When a CEO departs unexpectedly, it’s probably breaking news, and a crisis-communications effort is needed. When a CEO departs in a planned succession, the news may still be big, but here there’s much more opportunity to help shape the story. In both cases, the news itself creates an opportunity (or necessity) to say something important about the company. For better or worse, you will have reporters’ attention.

But what about the far other end of the spectrum—routine news about new hires and promotions? Here, companies might wish to have the media’s attention, but a news release about a newly minted junior VP isn’t going to set journalists’ pulses quivering. Still, routine personnel news is usually good news. Here are some ideas for making the most of it.

  • Find an angle. Even if the hire or promotion is not very senior, it is more likely to get noticed by the media if you can provide some sort of “hook.” Is the new marketing director tasked with targeting a new distribution channel? The new compliance VP being brought in to focus on a new regulatory regime? The new trader an expert in options to support your new covered call strategy?
  • Be ready to explain a replacement. Good journalists are trained to ask “Why?” Why did you add another person to the payroll? The answer may be contained in the new initiative described in your “angle.” Even if you don’t expect to get any queries from journalists on an announcement you consider routine, you don’t want a positive to turn into a negative: If the person you hired is a replacement for someone you let go, you may be asked the question directly and need to have an answer ready.
  • Post an inexpensive news release to a web service. Some of the news-releases services around the web provide a valuable (and cheap) service—not so much in distribution as in simply hosting a news release on their own sites. Google News may “see” the release as news for a brief time, but that’s not the focus here.Rather, the potential benefit comes later on, in search results about your company apart from current news. For example, say you’ve hired a new financial advisor, Jane Doe. Say a prospective client of hers does a search for “Jane Doe XYZ Company” six months from now. The news release posted at the web service may well come up in those search results. The same may be true about the release as posted on your own website, but in this specific situation, the prospective client’s experience in that moment may benefit from additional search results.

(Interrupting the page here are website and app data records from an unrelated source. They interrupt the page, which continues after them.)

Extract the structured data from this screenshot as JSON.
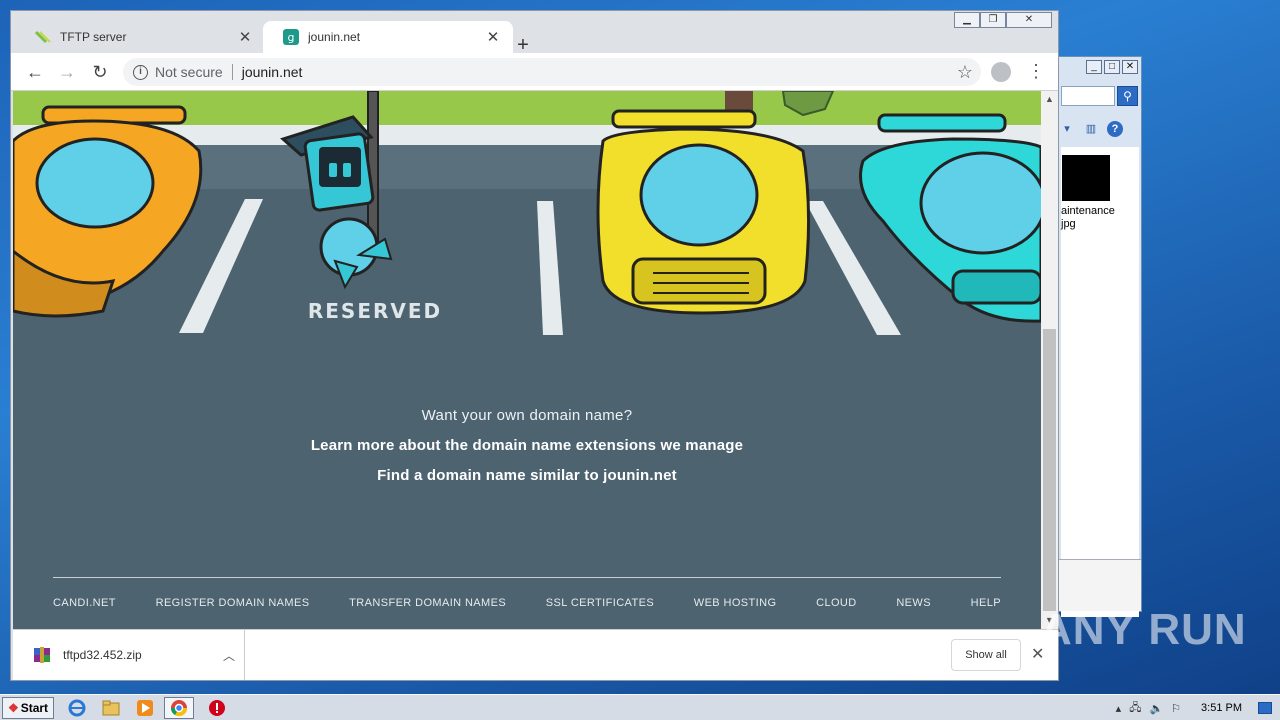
{
  "desktop": {
    "explorer": {
      "thumbnail_label": "aintenance\njpg"
    }
  },
  "browser": {
    "tabs": [
      {
        "title": "TFTP server",
        "active": false
      },
      {
        "title": "jounin.net",
        "active": true
      }
    ],
    "new_tab_symbol": "+",
    "omnibox": {
      "security_label": "Not secure",
      "url": "jounin.net"
    },
    "page": {
      "reserved_sign": "RESERVED",
      "tagline": "Want your own domain name?",
      "link_extensions": "Learn more about the domain name extensions we manage",
      "link_similar": "Find a domain name similar to jounin.net",
      "footer": [
        "CANDI.NET",
        "REGISTER DOMAIN NAMES",
        "TRANSFER DOMAIN NAMES",
        "SSL CERTIFICATES",
        "WEB HOSTING",
        "CLOUD",
        "NEWS",
        "HELP"
      ]
    },
    "download_bar": {
      "file_name": "tftpd32.452.zip",
      "show_all": "Show all"
    }
  },
  "taskbar": {
    "start_label": "Start",
    "clock": "3:51 PM"
  },
  "watermark": "ANY RUN",
  "colors": {
    "page_bg": "#4d6370",
    "grass": "#97c84a",
    "car_orange": "#f5a623",
    "car_yellow": "#f2df2b",
    "car_cyan": "#2ed8d8"
  }
}
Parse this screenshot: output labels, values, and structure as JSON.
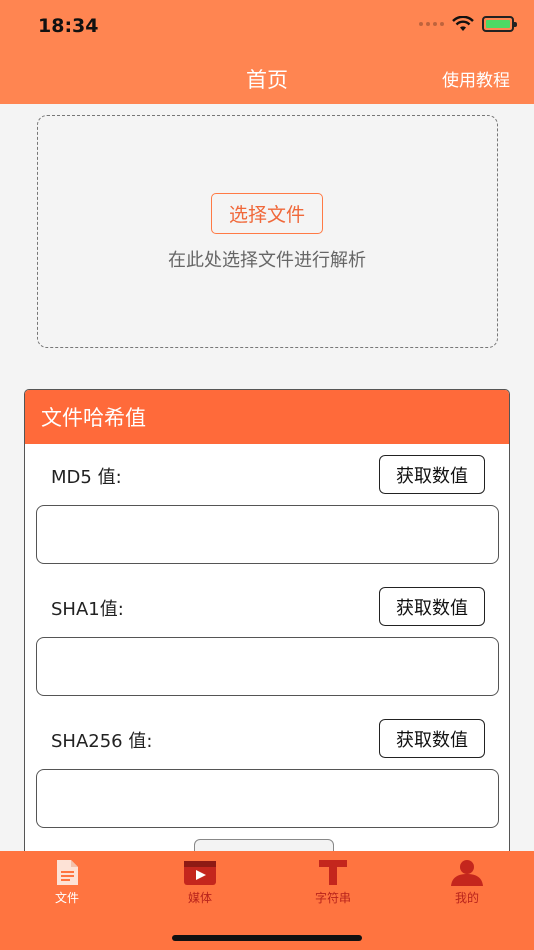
{
  "status": {
    "time": "18:34"
  },
  "nav": {
    "title": "首页",
    "right": "使用教程"
  },
  "picker": {
    "button": "选择文件",
    "hint": "在此处选择文件进行解析"
  },
  "hash_panel": {
    "title": "文件哈希值",
    "rows": [
      {
        "label": "MD5 值:",
        "button": "获取数值",
        "value": ""
      },
      {
        "label": "SHA1值:",
        "button": "获取数值",
        "value": ""
      },
      {
        "label": "SHA256 值:",
        "button": "获取数值",
        "value": ""
      }
    ]
  },
  "tabs": [
    {
      "label": "文件",
      "icon": "file-icon"
    },
    {
      "label": "媒体",
      "icon": "media-icon"
    },
    {
      "label": "字符串",
      "icon": "text-icon"
    },
    {
      "label": "我的",
      "icon": "user-icon"
    }
  ],
  "colors": {
    "accent": "#ff8551",
    "panel_head": "#ff6a3a",
    "tab_inactive": "#b8231b"
  }
}
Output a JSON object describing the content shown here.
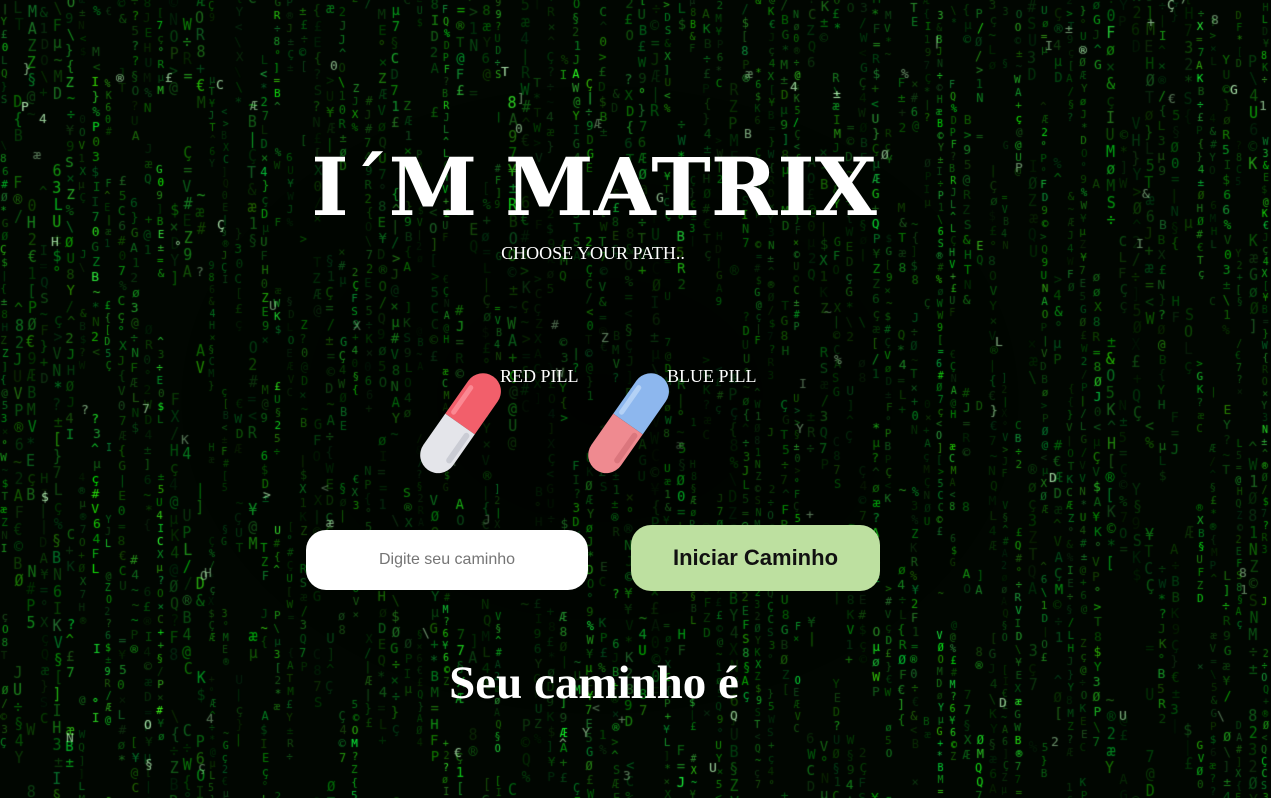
{
  "page": {
    "title": "I´M MATRIX",
    "subtitle": "CHOOSE YOUR PATH.."
  },
  "pills": {
    "red": {
      "label": "RED PILL",
      "icon": "red-pill-icon"
    },
    "blue": {
      "label": "BLUE PILL",
      "icon": "blue-pill-icon"
    }
  },
  "form": {
    "path_placeholder": "Digite seu caminho",
    "path_value": "",
    "start_label": "Iniciar Caminho"
  },
  "result": {
    "text": "Seu caminho é"
  },
  "colors": {
    "matrix_green": "#22c93a",
    "button_green": "#bde0a0",
    "red_pill": "#f25f6b",
    "blue_pill": "#8db7ee"
  }
}
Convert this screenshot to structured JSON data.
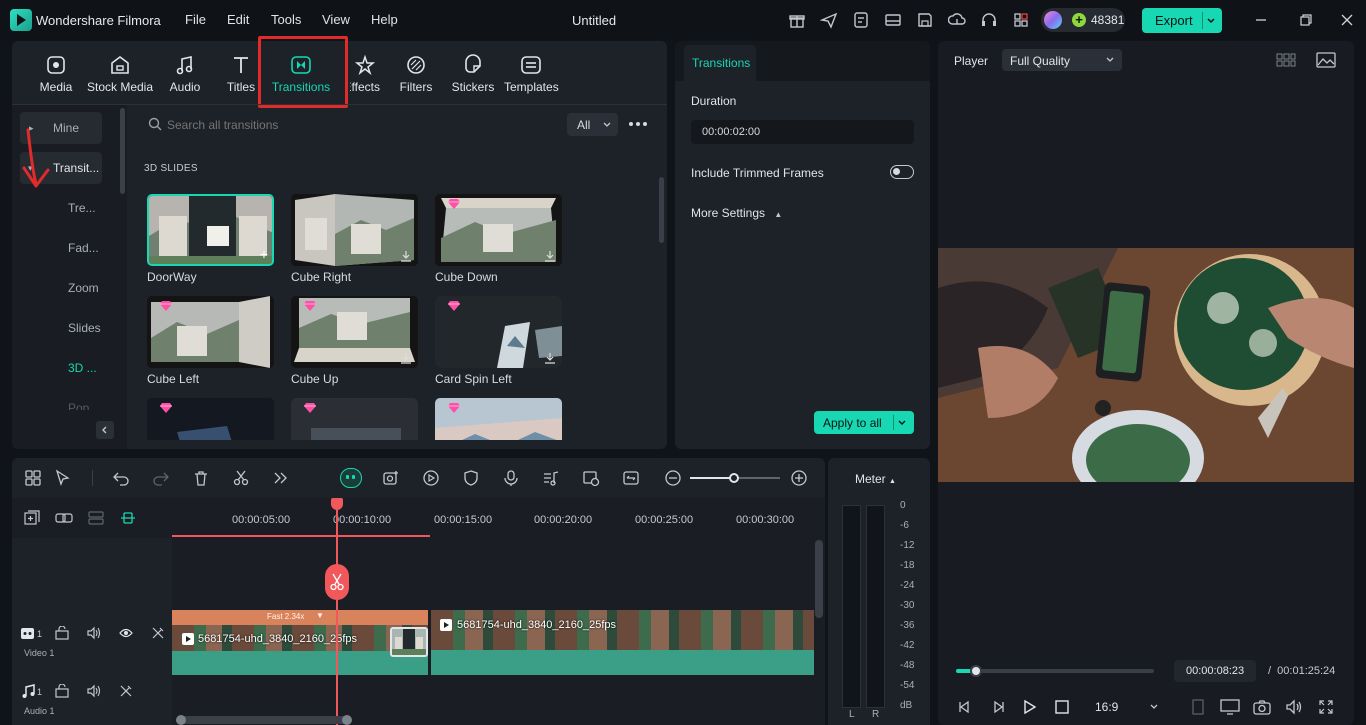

    Also, posting at a web news service may help feed social media results. For example, LinkedIn’s “Mentioned In the News” feature may pick up a person mentioned in a release and link to the release on the web service’s site.

  • Submit locally. There are fewer non-paid “People In the News” columns these days, but some remain, both print and online. Find them in the relevant city and be sure to submit with a photo. Consider paid local placements, too. In our experience, these types of local “movers” features really do get seen, and the cost relative to a traditional ad is likely to be small. Usually, these types of submissions are made online via form-field entry. When you’re filling in the field for the person’s duties—or whichever is the primary driver of the caption—take care to ensure the message reinforces key messages about the company as a whole.
  • Submit to trades. Also target “movers” columns at relevant trade publications, many of which do not charge for postings. Here, the audience and purpose is a different: if you’re announcing the hiring of a financial advisor to an audience of financial advisors, then the purpose is more likely to support the image of the firm among prospective new hires than to generate leads directly. However, keep in mind that many trade publications are recognizable brands—known and respected even among those outside a specific industry—that could still help you in reaching your actual audience, as you leverage a mention in a trade publication on your website, in e-newsletters or on social media.
  • Introduce locally. A local reporter may not cover the appointment of a portfolio manager or senior vice president, but he or she is likely to welcome a note or call to share the news and suggest the person as a source for future stories. Offer specific topics the person can speak to. In other words, use the contact with the reporter as an opportunity to touch base in a way that goes beyond the “news” of this moment in order to develop future interview opportunities.
  • Share on social channels. News releases posted to your website can serve as useful background for social media posts about new hires and promotions. It’s likely the social post itself is the main channel for disseminating the news, yet a release in the background creates an air of authority that, even in the more casual context of social, can help create the right tone about an important new hire.

Be sure to look ahead, too. For example, after announcing a new-hire expert on a particular topic, go back to reporters in the coming months to share insights on newsworthy topics. By integrating personnel announcements within a larger strategy—covering media, content, social media and marketing efforts—you can elevate their usefulness beyond simply “routine.”